Abul-Futuh agrees but makes an attempt to explain.
The Brotherhood, he says, presents a human interpretation of religion and this interpretation could, therefore -- and should -- be criticised.
"Whoever is in dispute with the Brothers can take issue with their interpretation of the holy text but not with the holy text itself. In the final analysis, the Brothers did not write the Quran, it is God"s making. If I say -- for example -- that as a Muslim I believe that Islam and democracy are compatible another Muslim could differ with this interpretation. There is no manipulation of the truth there."
"Some people claim to be speaking in the name of God and there is no point in discussing anything with them. But this is wrong. The Prophet himself was criticised and some of his views were contested by some of the Prophet"s Companions ( Sahaba ) all the more reason, then, for the Brothers not to be above criticism."
Some of the group"s critics argue that views such as Abul-Futuh"s carry no weight inside the Brotherhood, which is ruled by hawks. They also argue that the group, which has recently been calling for democracy and freedom, is not itself democratic.
Abul-Futuh begs to differ. While he acknowledges that there are some "shortcomings" in the group"s democratic experience he is adamant that the Muslim Brotherhood is "the most democratic entity among existing political forces".
"There is a wrong perception that blind loyalty to the group"s seniors is the operating logic inside the group. But we follow the example of early Islamic teaching which urges us to question and to speak the truth no matter what the cost. We speak the truth among ourselves and in the face of a tyrannical ruler."
Elections, says Abul-Futuh, are the criteria for climbing the Brotherhood"s hierarchy.
"A group as large as the Brotherhood would stagnate without elections which means fresh blood and flesh."
There are shortcomings in the exercise of democracy within the group but these, says Abul- Futuh, are a result of pressures exerted by the security forces.
"How can we function properly as a group when we are continuously hounded and face arrest even if four or five of us meet under one roof? We are forced to go underground." Despite such difficulties, the Brotherhood"s decision-making remains a collective enterprise and no one, insists Abul-Futuh, can make a decision individually, "including the supreme guide himself".
The group emerged as Egypt"s largest and most organised opposition movement during Hosni Mubarak"s presidency: this does not mean, though, that during Mubarak"s 24-year- rule the regime has displayed any great leniency.
"Mubarak"s prisons have always contained Muslim Brotherhood detainees. Not once have they been empty of Muslim Brotherhood prisoners. We have always had a place reserved for us in the prisons," Says Abul-Futuh.

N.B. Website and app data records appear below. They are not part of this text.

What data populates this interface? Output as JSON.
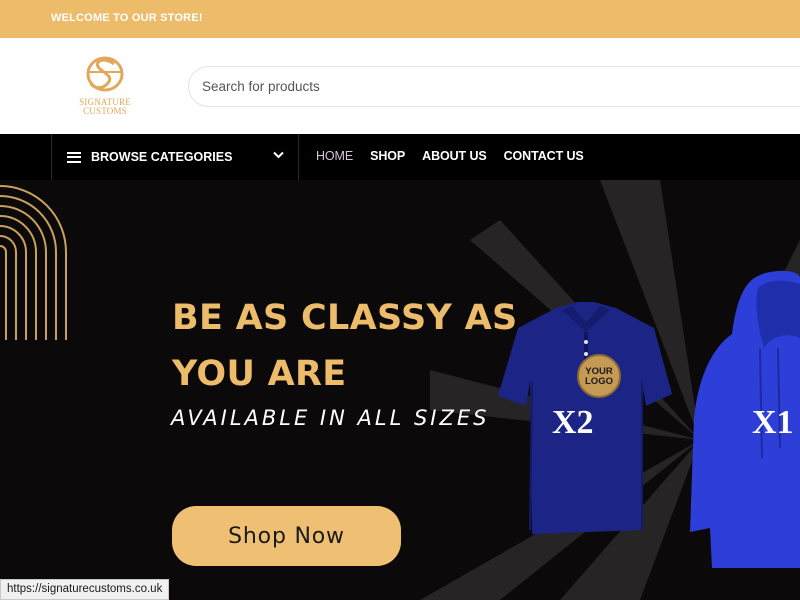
{
  "topbar": {
    "welcome": "WELCOME TO OUR STORE!"
  },
  "brand": {
    "line1": "SIGNATURE",
    "line2": "CUSTOMS",
    "color": "#e2a85a"
  },
  "search": {
    "placeholder": "Search for products",
    "value": ""
  },
  "nav": {
    "browse_label": "BROWSE CATEGORIES",
    "items": [
      {
        "label": "HOME",
        "active": true
      },
      {
        "label": "SHOP",
        "active": false
      },
      {
        "label": "ABOUT US",
        "active": false
      },
      {
        "label": "CONTACT US",
        "active": false
      }
    ]
  },
  "hero": {
    "title_line1": "BE AS CLASSY AS",
    "title_line2": "YOU ARE",
    "subtitle": "AVAILABLE IN ALL SIZES",
    "cta": "Shop Now",
    "badge_line1": "YOUR",
    "badge_line2": "LOGO",
    "shirt_qty": "X2",
    "hoodie_qty": "X1"
  },
  "status": {
    "url": "https://signaturecustoms.co.uk"
  },
  "colors": {
    "accent": "#ecbc6a",
    "dark": "#000000",
    "product_blue": "#1f2a8a"
  }
}
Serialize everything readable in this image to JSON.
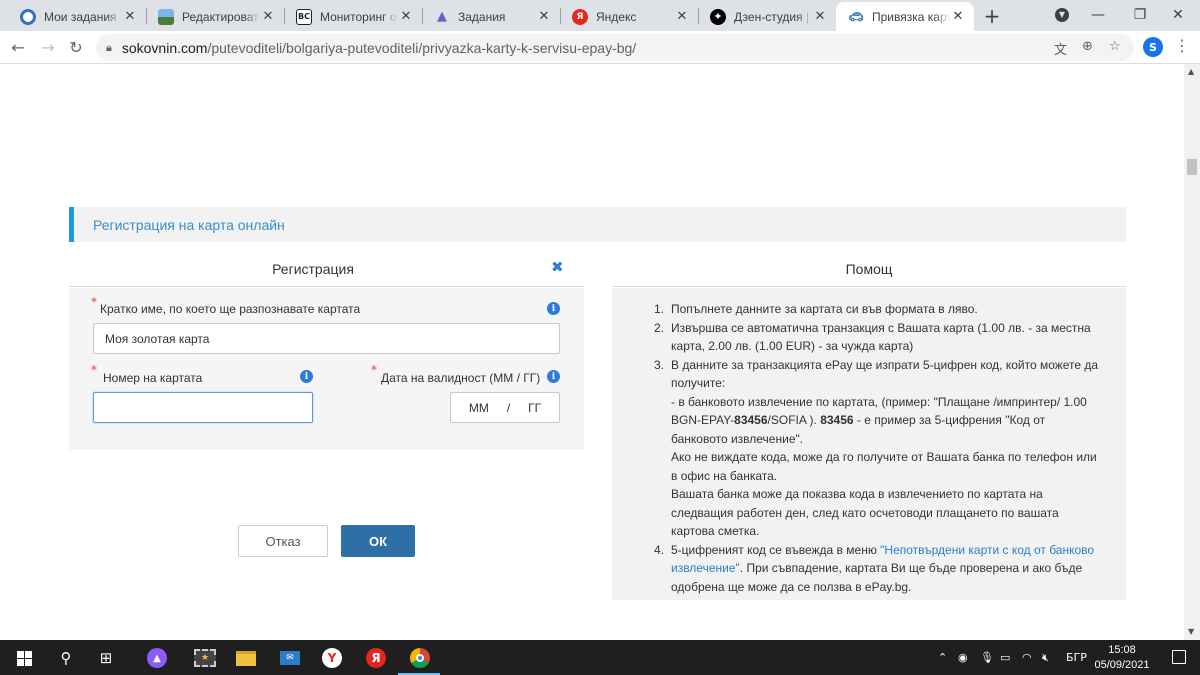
{
  "browser": {
    "tabs": [
      {
        "title": "Мои задания",
        "icon": "target-icon",
        "color": "#3b6fb6"
      },
      {
        "title": "Редактировать з",
        "icon": "landscape-icon",
        "color": "#4a7d3a"
      },
      {
        "title": "Мониторинг обь",
        "icon": "bc-icon",
        "color": "#3c3c3c",
        "glyph": "BC"
      },
      {
        "title": "Задания",
        "icon": "thumbs-up-icon",
        "color": "#6a5acd"
      },
      {
        "title": "Яндекс",
        "icon": "yandex-icon",
        "color": "#e52620",
        "glyph": "Я"
      },
      {
        "title": "Дзен-студия | Пр",
        "icon": "zen-icon",
        "color": "#000000"
      },
      {
        "title": "Привязка карты",
        "icon": "car-icon",
        "color": "#2f6fa8",
        "active": true
      }
    ],
    "new_tab_label": "+",
    "url_host": "sokovnin.com",
    "url_path": "/putevoditeli/bolgariya-putevoditeli/privyazka-karty-k-servisu-epay-bg/",
    "profile_initial": "S"
  },
  "page": {
    "section_title": "Регистрация на карта онлайн",
    "registration": {
      "title": "Регистрация",
      "short_name_label": "Кратко име, по което ще разпознавате картата",
      "short_name_value": "Моя золотая карта",
      "card_number_label": "Номер на картата",
      "card_number_value": "",
      "expiry_label": "Дата на валидност (ММ / ГГ)",
      "expiry_month": "ММ",
      "expiry_sep": "/",
      "expiry_year": "ГГ",
      "info_glyph": "i",
      "required_mark": "*",
      "close_glyph": "✖"
    },
    "buttons": {
      "cancel": "Отказ",
      "ok": "ОК"
    },
    "help": {
      "title": "Помощ",
      "item1_num": "1.",
      "item1": "Попълнете данните за картата си във формата в ляво.",
      "item2_num": "2.",
      "item2": "Извършва се автоматична транзакция с Вашата карта (1.00 лв. - за местна карта, 2.00 лв. (1.00 EUR) - за чужда карта)",
      "item3_num": "3.",
      "item3_a": "В данните за транзакцията ePay ще изпрати 5-цифрен код, който можете да получите:",
      "item3_b_pre": "- в банковото извлечение по картата, (пример: \"Плащане /импринтер/ 1.00 BGN-EPAY-",
      "item3_b_code": "83456",
      "item3_b_mid": "/SOFIA ). ",
      "item3_b_code2": "83456",
      "item3_b_post": " - е пример за 5-цифрения \"Код от банковото извлечение\".",
      "item3_c": "Ако не виждате кода, може да го получите от Вашата банка по телефон или в офис на банката.",
      "item3_d": "Вашата банка може да показва кода в извлечението по картата на следващия работен ден, след като осчетоводи плащането по вашата картова сметка.",
      "item4_num": "4.",
      "item4_pre": "5-цифреният код се въвежда в меню ",
      "item4_link": "\"Непотвърдени карти с код от банково извлечение\"",
      "item4_post": ". При съвпадение, картата Ви ще бъде проверена и ако бъде одобрена ще може да се ползва в ePay.bg."
    }
  },
  "taskbar": {
    "language": "БГР",
    "time": "15:08",
    "date": "05/09/2021"
  },
  "colors": {
    "accent": "#1a9ad6",
    "ok_button": "#2f6fa8",
    "link": "#2a7dc9",
    "required": "#e53935"
  }
}
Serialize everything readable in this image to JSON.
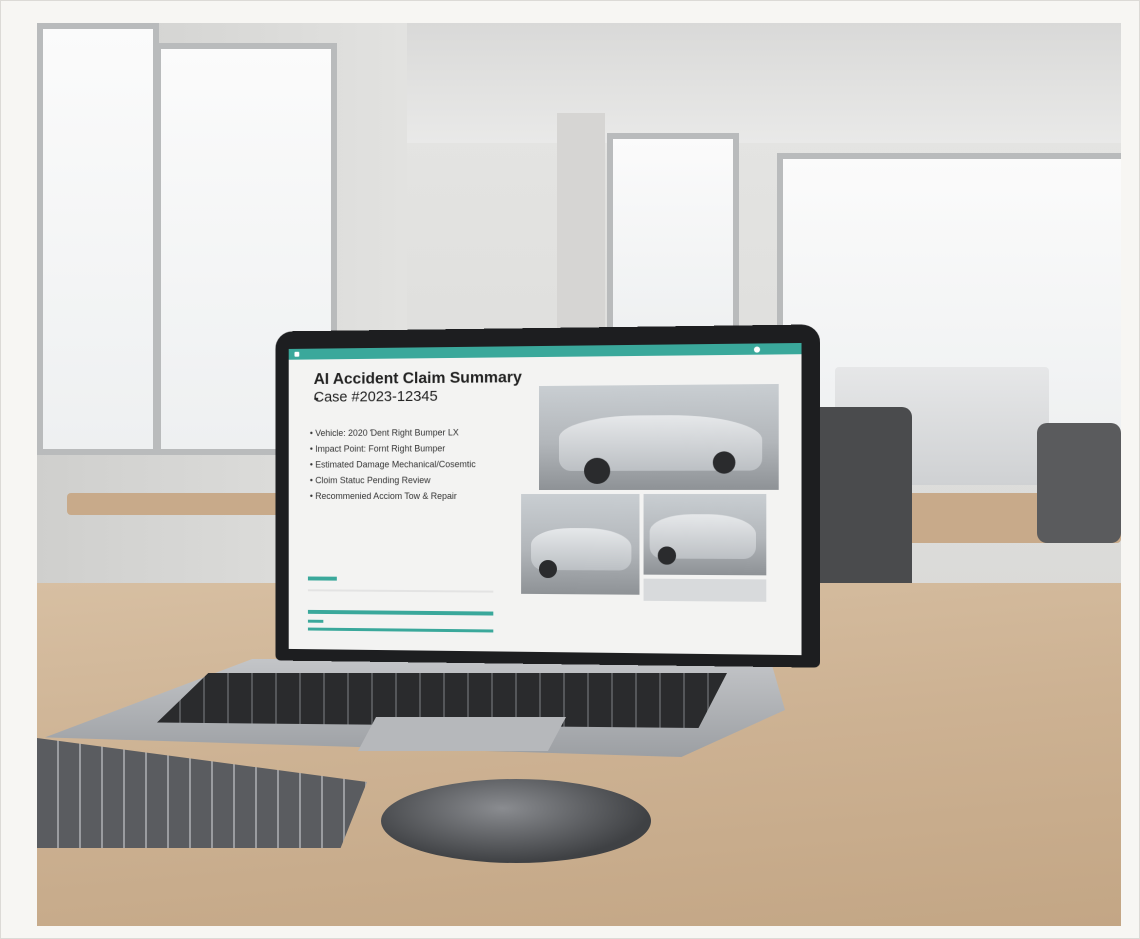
{
  "screen": {
    "title_line1": "AI Accident Claim Summary -",
    "title_line2": "Case #2023-12345",
    "bullets": [
      "Vehicle: 2020 Ɗent Right Bumper LX",
      "Impact Point: Fornt Right Bumper",
      "Estimated Damage Mechanical/Cosemtic",
      "Cloim Statuc Pending Review",
      "Recommenied Acciom Tow & Repair"
    ],
    "accent_color": "#3aa89b"
  },
  "icons": {
    "window": "app-window-icon",
    "status": "status-dot-icon"
  }
}
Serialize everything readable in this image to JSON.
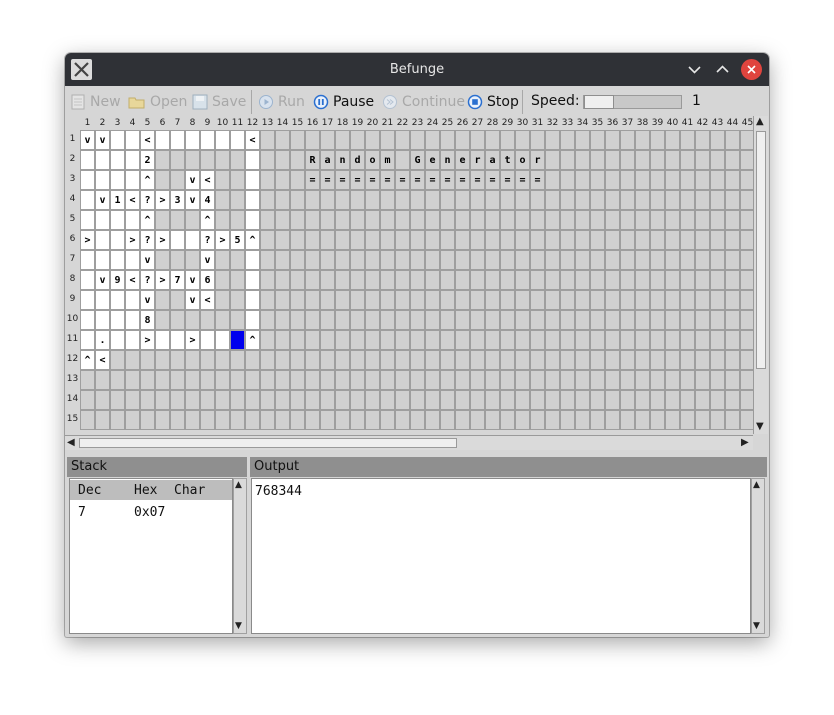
{
  "window": {
    "title": "Befunge"
  },
  "toolbar": {
    "new": "New",
    "open": "Open",
    "save": "Save",
    "run": "Run",
    "pause": "Pause",
    "continue": "Continue",
    "stop": "Stop",
    "speed_label": "Speed:",
    "speed_value": "1"
  },
  "grid": {
    "columns": [
      "1",
      "2",
      "3",
      "4",
      "5",
      "6",
      "7",
      "8",
      "9",
      "10",
      "11",
      "12",
      "13",
      "14",
      "15",
      "16",
      "17",
      "18",
      "19",
      "20",
      "21",
      "22",
      "23",
      "24",
      "25",
      "26",
      "27",
      "28",
      "29",
      "30",
      "31",
      "32",
      "33",
      "34",
      "35",
      "36",
      "37",
      "38",
      "39",
      "40",
      "41",
      "42",
      "43",
      "44",
      "45"
    ],
    "rows": [
      "1",
      "2",
      "3",
      "4",
      "5",
      "6",
      "7",
      "8",
      "9",
      "10",
      "11",
      "12",
      "13",
      "14",
      "15"
    ],
    "white_cells": [
      [
        1,
        1
      ],
      [
        2,
        1
      ],
      [
        3,
        1
      ],
      [
        4,
        1
      ],
      [
        5,
        1
      ],
      [
        6,
        1
      ],
      [
        7,
        1
      ],
      [
        8,
        1
      ],
      [
        9,
        1
      ],
      [
        10,
        1
      ],
      [
        11,
        1
      ],
      [
        12,
        1
      ],
      [
        1,
        2
      ],
      [
        2,
        2
      ],
      [
        3,
        2
      ],
      [
        4,
        2
      ],
      [
        5,
        2
      ],
      [
        12,
        2
      ],
      [
        1,
        3
      ],
      [
        2,
        3
      ],
      [
        3,
        3
      ],
      [
        4,
        3
      ],
      [
        5,
        3
      ],
      [
        8,
        3
      ],
      [
        9,
        3
      ],
      [
        12,
        3
      ],
      [
        1,
        4
      ],
      [
        2,
        4
      ],
      [
        3,
        4
      ],
      [
        4,
        4
      ],
      [
        5,
        4
      ],
      [
        6,
        4
      ],
      [
        7,
        4
      ],
      [
        8,
        4
      ],
      [
        9,
        4
      ],
      [
        12,
        4
      ],
      [
        1,
        5
      ],
      [
        2,
        5
      ],
      [
        3,
        5
      ],
      [
        4,
        5
      ],
      [
        5,
        5
      ],
      [
        9,
        5
      ],
      [
        12,
        5
      ],
      [
        1,
        6
      ],
      [
        2,
        6
      ],
      [
        3,
        6
      ],
      [
        4,
        6
      ],
      [
        5,
        6
      ],
      [
        6,
        6
      ],
      [
        7,
        6
      ],
      [
        8,
        6
      ],
      [
        9,
        6
      ],
      [
        10,
        6
      ],
      [
        11,
        6
      ],
      [
        12,
        6
      ],
      [
        1,
        7
      ],
      [
        2,
        7
      ],
      [
        3,
        7
      ],
      [
        4,
        7
      ],
      [
        5,
        7
      ],
      [
        9,
        7
      ],
      [
        12,
        7
      ],
      [
        1,
        8
      ],
      [
        2,
        8
      ],
      [
        3,
        8
      ],
      [
        4,
        8
      ],
      [
        5,
        8
      ],
      [
        6,
        8
      ],
      [
        7,
        8
      ],
      [
        8,
        8
      ],
      [
        9,
        8
      ],
      [
        12,
        8
      ],
      [
        1,
        9
      ],
      [
        2,
        9
      ],
      [
        3,
        9
      ],
      [
        4,
        9
      ],
      [
        5,
        9
      ],
      [
        8,
        9
      ],
      [
        9,
        9
      ],
      [
        12,
        9
      ],
      [
        1,
        10
      ],
      [
        2,
        10
      ],
      [
        3,
        10
      ],
      [
        4,
        10
      ],
      [
        5,
        10
      ],
      [
        12,
        10
      ],
      [
        1,
        11
      ],
      [
        2,
        11
      ],
      [
        3,
        11
      ],
      [
        4,
        11
      ],
      [
        5,
        11
      ],
      [
        6,
        11
      ],
      [
        7,
        11
      ],
      [
        8,
        11
      ],
      [
        9,
        11
      ],
      [
        10,
        11
      ],
      [
        12,
        11
      ],
      [
        1,
        12
      ],
      [
        2,
        12
      ]
    ],
    "cursor": [
      11,
      11
    ],
    "cells": [
      [
        1,
        1,
        "v"
      ],
      [
        2,
        1,
        "v"
      ],
      [
        5,
        1,
        "<"
      ],
      [
        12,
        1,
        "<"
      ],
      [
        5,
        2,
        "2"
      ],
      [
        16,
        2,
        "R"
      ],
      [
        17,
        2,
        "a"
      ],
      [
        18,
        2,
        "n"
      ],
      [
        19,
        2,
        "d"
      ],
      [
        20,
        2,
        "o"
      ],
      [
        21,
        2,
        "m"
      ],
      [
        23,
        2,
        "G"
      ],
      [
        24,
        2,
        "e"
      ],
      [
        25,
        2,
        "n"
      ],
      [
        26,
        2,
        "e"
      ],
      [
        27,
        2,
        "r"
      ],
      [
        28,
        2,
        "a"
      ],
      [
        29,
        2,
        "t"
      ],
      [
        30,
        2,
        "o"
      ],
      [
        31,
        2,
        "r"
      ],
      [
        5,
        3,
        "^"
      ],
      [
        8,
        3,
        "v"
      ],
      [
        9,
        3,
        "<"
      ],
      [
        16,
        3,
        "="
      ],
      [
        17,
        3,
        "="
      ],
      [
        18,
        3,
        "="
      ],
      [
        19,
        3,
        "="
      ],
      [
        20,
        3,
        "="
      ],
      [
        21,
        3,
        "="
      ],
      [
        22,
        3,
        "="
      ],
      [
        23,
        3,
        "="
      ],
      [
        24,
        3,
        "="
      ],
      [
        25,
        3,
        "="
      ],
      [
        26,
        3,
        "="
      ],
      [
        27,
        3,
        "="
      ],
      [
        28,
        3,
        "="
      ],
      [
        29,
        3,
        "="
      ],
      [
        30,
        3,
        "="
      ],
      [
        31,
        3,
        "="
      ],
      [
        2,
        4,
        "v"
      ],
      [
        3,
        4,
        "1"
      ],
      [
        4,
        4,
        "<"
      ],
      [
        5,
        4,
        "?"
      ],
      [
        6,
        4,
        ">"
      ],
      [
        7,
        4,
        "3"
      ],
      [
        8,
        4,
        "v"
      ],
      [
        9,
        4,
        "4"
      ],
      [
        5,
        5,
        "^"
      ],
      [
        9,
        5,
        "^"
      ],
      [
        1,
        6,
        ">"
      ],
      [
        4,
        6,
        ">"
      ],
      [
        5,
        6,
        "?"
      ],
      [
        6,
        6,
        ">"
      ],
      [
        9,
        6,
        "?"
      ],
      [
        10,
        6,
        ">"
      ],
      [
        11,
        6,
        "5"
      ],
      [
        12,
        6,
        "^"
      ],
      [
        5,
        7,
        "v"
      ],
      [
        9,
        7,
        "v"
      ],
      [
        2,
        8,
        "v"
      ],
      [
        3,
        8,
        "9"
      ],
      [
        4,
        8,
        "<"
      ],
      [
        5,
        8,
        "?"
      ],
      [
        6,
        8,
        ">"
      ],
      [
        7,
        8,
        "7"
      ],
      [
        8,
        8,
        "v"
      ],
      [
        9,
        8,
        "6"
      ],
      [
        5,
        9,
        "v"
      ],
      [
        8,
        9,
        "v"
      ],
      [
        9,
        9,
        "<"
      ],
      [
        5,
        10,
        "8"
      ],
      [
        2,
        11,
        "."
      ],
      [
        5,
        11,
        ">"
      ],
      [
        8,
        11,
        ">"
      ],
      [
        12,
        11,
        "^"
      ],
      [
        1,
        12,
        "^"
      ],
      [
        2,
        12,
        "<"
      ]
    ]
  },
  "stack": {
    "title": "Stack",
    "headers": {
      "dec": "Dec",
      "hex": "Hex",
      "char": "Char"
    },
    "rows": [
      {
        "dec": "7",
        "hex": "0x07",
        "char": ""
      }
    ]
  },
  "output": {
    "title": "Output",
    "text": "768344"
  },
  "colors": {
    "titlebar": "#2f3136",
    "close": "#e0443e",
    "cursor": "#0000ee",
    "accent": "#2a6fd0"
  }
}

So what is the extent of Muslim Brotherhood membership?
Abul-Futuh says he does not know, but "we have units covering every village and governorate in Egypt."
Calls for transforming the group into a political party have met little resistance inside the group. Abul-Futuh, one of the key promoters of the idea, believes the time is ripe for the group to become a political party.
"We want a civilian party with a religious reference. It will not be a religious party because it will not be ruled by the Mullahs. We simply believe in Islam as a point of reference."
"This will not be the Muslim Brother"s party or a party of Muslims alone. It will be a party for all Egyptians, not a party for a sect or a religion. In 1943 the politburo of the Brotherhood had three Copts on its board who acted as councilors to Imam Hassan Al-Banna."
One last question: How does Abul-Futuh, who is also a member of Kifaya, read the unfolding of events on the political scene? "Despotism has always been there but corruption has reached unprecedented levels. The marriage between corruption and despotism means corruption is protected by despotism. This is the most dangerous crisis Egypt faces and unfortunately there are no quick fixes. Mass popular action must take Egypt"s stability into account -- after all, we seek reform, not chaos."